On July 2, 1997 Christophe Andre was kidnapped. Hostage opens with Andre recounting his three month ordeal to author/cartoonist Guy Delisle. At the time of his kidnapping Andre was working as a financial administrator for Doctors Without Borders in the town of Ingushetia, a small Russian republic west of Chechnya. His kidnappers came very early in the morning, busting in claiming to be the police. He thought they had come for money but quickly realized he was being kidnapped. His captors held him in in a solitary room handcuffed to a radiator. He had very little to eat and nothing to do but think. Obviously his confinement comes to an end but I won’t elaborate on how he gained his freedom. It’s so exciting to watch it play out!
The writing in this book is economical and the drawings are uncomplicated but nuanced. Every word is essential and every mark is significant. At 432 pages I read this book in one afternoon. If you like a good page-turner Hostage will not disappoint.

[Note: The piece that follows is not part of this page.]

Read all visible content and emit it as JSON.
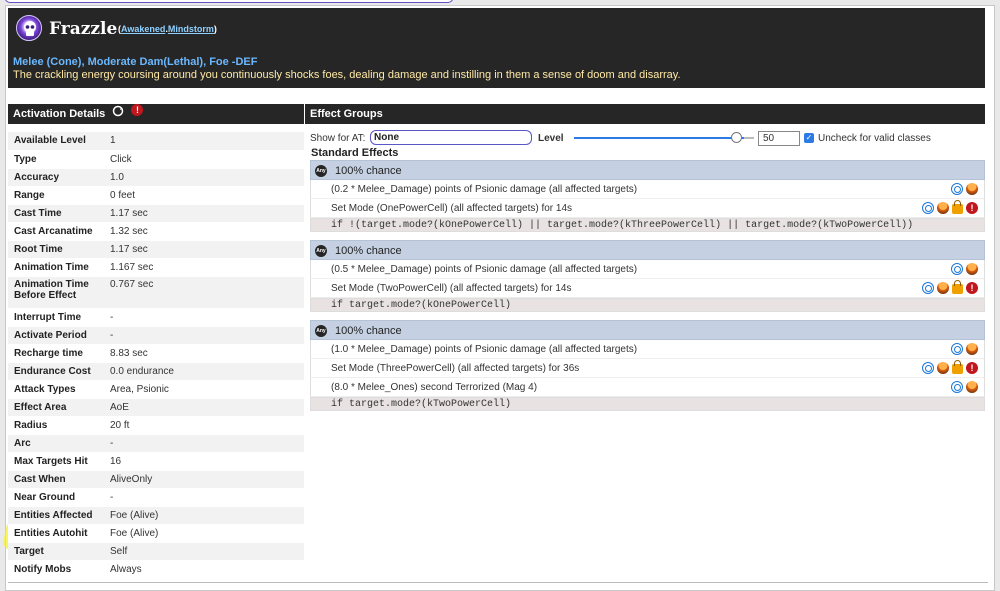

I can’t even explain how good Ken Bruen’s books are. Is it the story lines or the main character that’s so great? I’m gonna go with just the way he writes – the reading itself is just pure pleasure. His latest The Ghosts of Galway is no exception. The story features Bruen’s ex Guard Jack Taylor and Taylor’s crush/nemesis, the evil Emily. Jack goes to work for a short time as a security guard and his boss wants him to do some “side work.” Although the side work itself is not anything illegal, it puts Jack in the middle of a lot of illegal activity and greediness. Of course, then this leads to the deaths of some who are closest to Jack’s heart. I was surprised 3 different times while reading this book which isn’t something that happens often when you’ve read as many mysteries as I have. And Jack’s thoughts! And the dialogue! I never think I could run while listening to a talking book but maybe I should try it with one of Bruen’s novels – there’s just a rhythm to the writing that really hooks you. Highly, highly recommended!
Have you ever felt harassed by a door that just wouldn’t open? You push, you pull, and yet, nothing? Do you blame yourself for not knowing how to open the door? Well, you shouldn’t! The issue isn’t with you; it’s with the design of the door.
The Design of Everyday Things takes a look at the considerations that should be taken into account for everyday items that we all use. It discusses the importance of making the use of everyday items clear and obvious, as well as why failures we often consider human error are actually design flaws. The book is detailed without being overly technical, and provides lots of interesting case studies of how to design in a way that puts the user first. This book is a fun informative read, and it made me feel a whole lot better about every door I’ve never been able to properly open on the first try.